“(The order) ignores entirely the audit’s recommendations, and instead seeks to transfer a vast array of power, functions, and staff to (ADFG),” the letters read.
Both letters challenge Walker’s legal authority to make a “de facto rewrite of the Limited Entry Act,” and ask the subcommittee to budget the CFEC according to a legislative audit. CFEC contends that the administrative order skirts the Legislative budgeting process.
“We would further ask the subcommittee to consider the means employed by the Governor to enable (ADFG) to take over the vast majority of CFEC’s operations. Use of an administrative order and not an executive order, denies the Legislature a role in crafting CFEC’s budget for the coming year,” the letters read.
The letters, sent by CFEC chair Bruce Twomley and commissioner Robert Brown, accuse Walker’s administration – ADFG commissioner Sam Cotten and deputy commissioner Kevin Brooks – of “actively misleading the (Senate Finance Fish and Game) Subcommittee” at a Feb. 15 hearing, the day before Walker issued the administrative order. CFEC argues that the Legislature should assign CFEC’s budget according to the Legislative audit’s recommendation, not Walker’s order.
Furthermore, Brown and Twomley contend Walker’s order could be unconstitutional, both by stripping an agency of several key functions and shuffling employees between two disparate agencies.
“The question of whether it is constitutional or otherwise lawful and appropriate for an Administrative Order to deprive an autonomous agency of its ability to perform explicit statutory duties and assign that performance to a separate agency deserves an answer, but that answer will not be forthcoming in time to allow the Subcommittee to act in obeisance to A.O. 279,” the letter reads.
Indeed, the Legislature’s legal council seems to agree with Twomley and Roberts.
Rep. Cathy Muñoz, R-Juneau, asked the legislative law office for its opinion of Walker’s order. The opinion, drafted by Legislative Affairs Director of Legal Services Doug Gardner, finds a potential constitutional snag.
According to the Alaska constitution, the governor is indeed authorized to “reorganize” administrative duties in the executive branch, which includes both ADFG and CFEC.
If the reorganization requires “force of law” – a change in statute – then it requires an executive order subject to the Legislature’s approval.
Most CFEC duties are statutory, put in place by the Limited Entry Act. In particular, Walker’s administrative order could give ADFG the statutory duty to issue licenses under certain circumstances. This would require a statutory change – a force of law – which means Walker’s order should have been executive, according to Gardner.

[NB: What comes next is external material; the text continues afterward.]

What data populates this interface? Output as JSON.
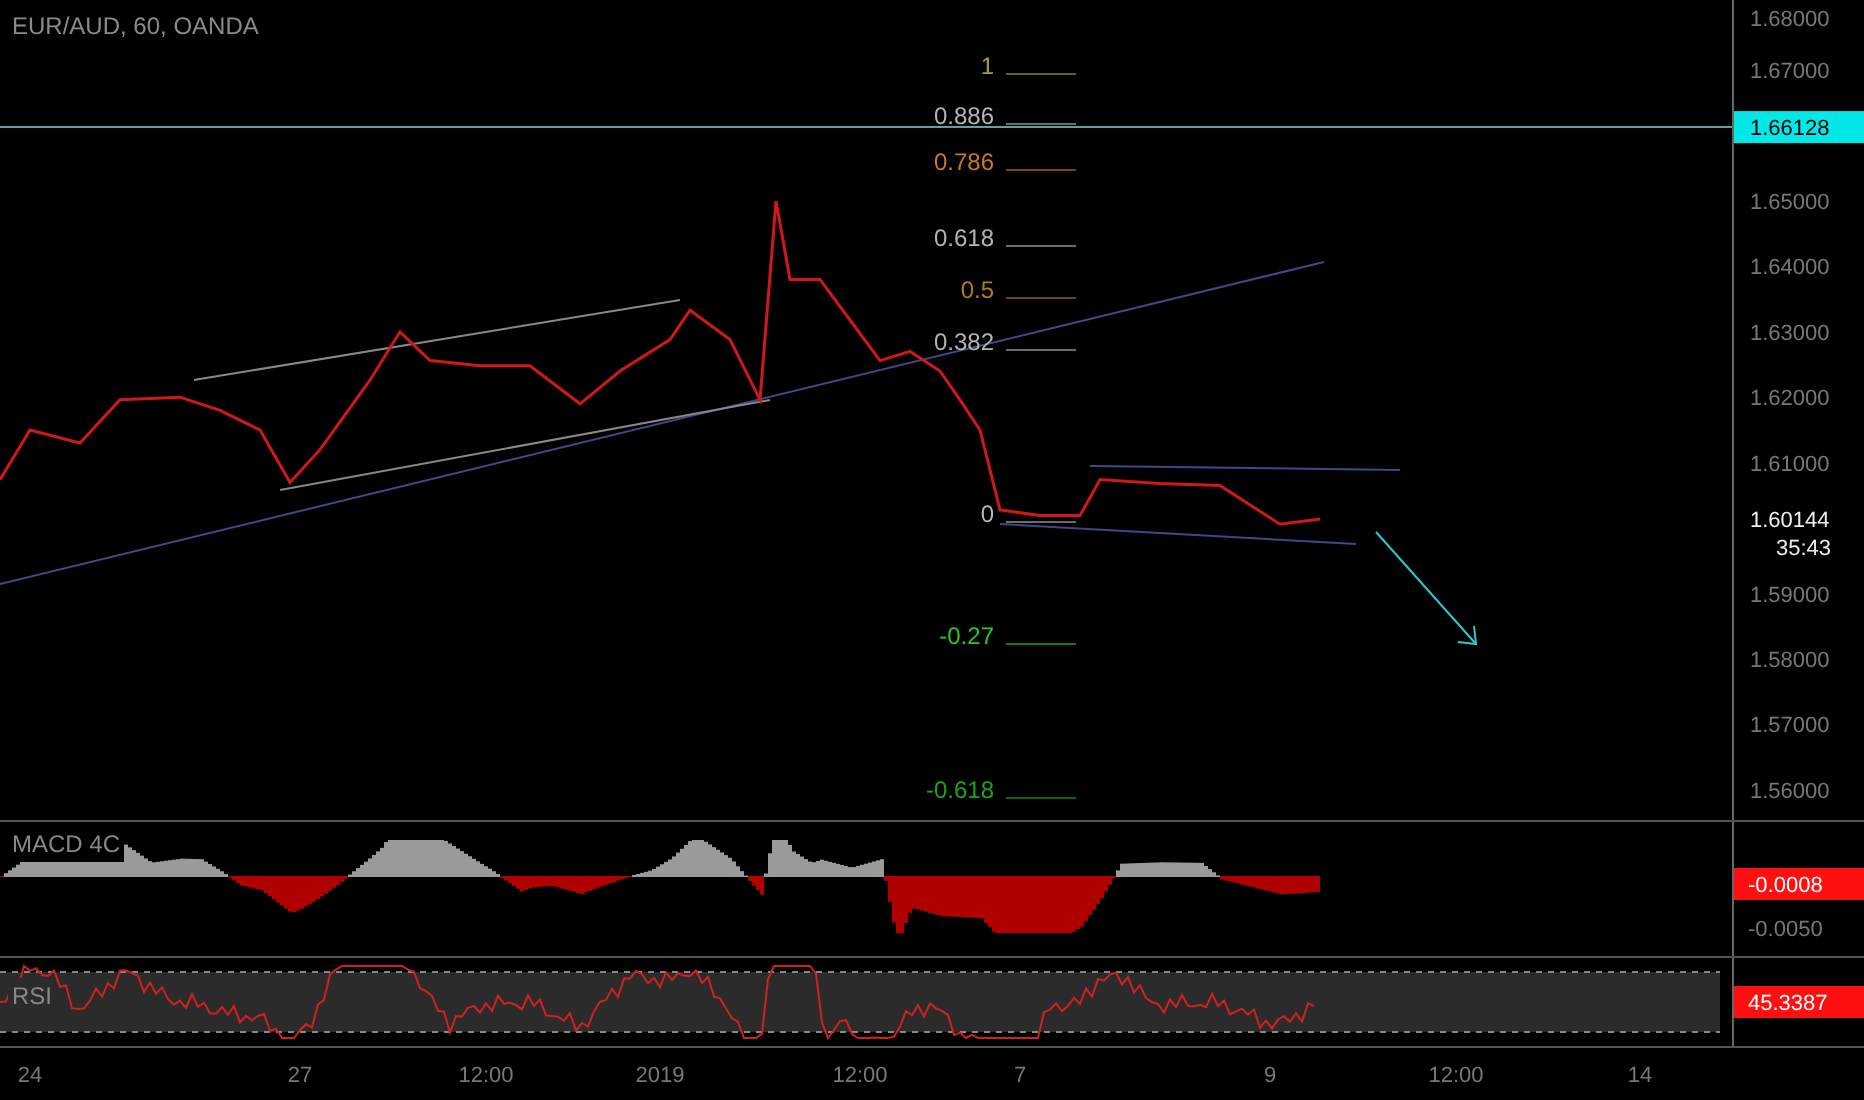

“Based on the language in (Walker’s order),” wrote Gardner, “it is hard to evaluate how ADFG can perform either of these licensing functions which are 1) specific statutory duties of CFEC that in some cases affect the rights and liabilities of permit holders; and 2) where these statutory functions could be more that purely ‘ministerial.’”
DJ Summers can be reached at email@example.com.